A blue banner with yellow letters stating Managing Water on the Farm


How It Works:
Water spreads over a basin or along furrows by gravity flow. Earthen borders check the spread. There may be pumps at the tail end of the field to recycle excess water (if there is any).

Typical Crops:
Basin: hay, grain, pasture
Furrow: cotton, tomatoes, corn, cabbage, sugar beets

Animated watercolor showing a dirt section of an agricultural field being flooded with blue water coming from black pipes.  The pipes lead into the field from a reservoir located beside the field.
Basin irrigation

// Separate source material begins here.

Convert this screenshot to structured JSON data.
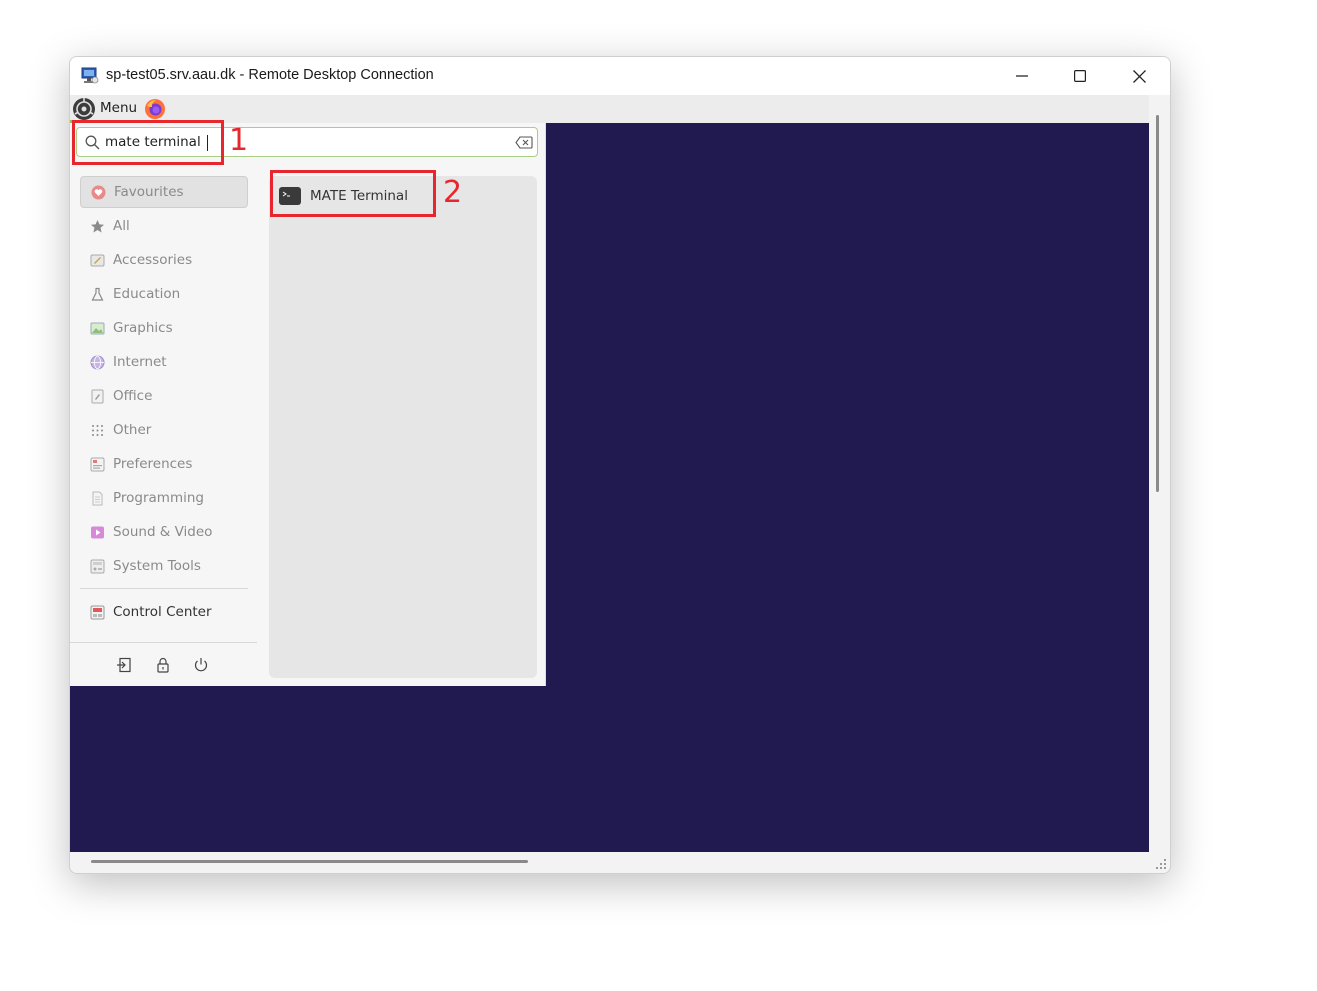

When It Works Well:
Fields should be prepared so they are level or slightly and evenly sloped. A farmer can calculate the amount of water to apply (irrigation scheduling) by noting the field dimensions, crop, stage of growth, climate conditions, and soil dryness. The objective: Minimize the water lost beyond the reach of plant roots, and the excess water pumped from the tail end of sloped fields.

Costs and Benefits:
Farmers close to rivers can drain their excess tail water to the natural channel or let extra water percolate below the plant roots underground back to the river, thus helping to replenish the QUANTITY of the river's flow. However, the return water carries sediment, soil salts, chemicals, and fertilizer, all of which diminish the water QUALITY in the receiving stream. Careful water scheduling benefits the environment by reducing both diversions and runoff. Since less water is diverted, less power is required to pump water to the fields.

Pressurized Sprinkler Irrigation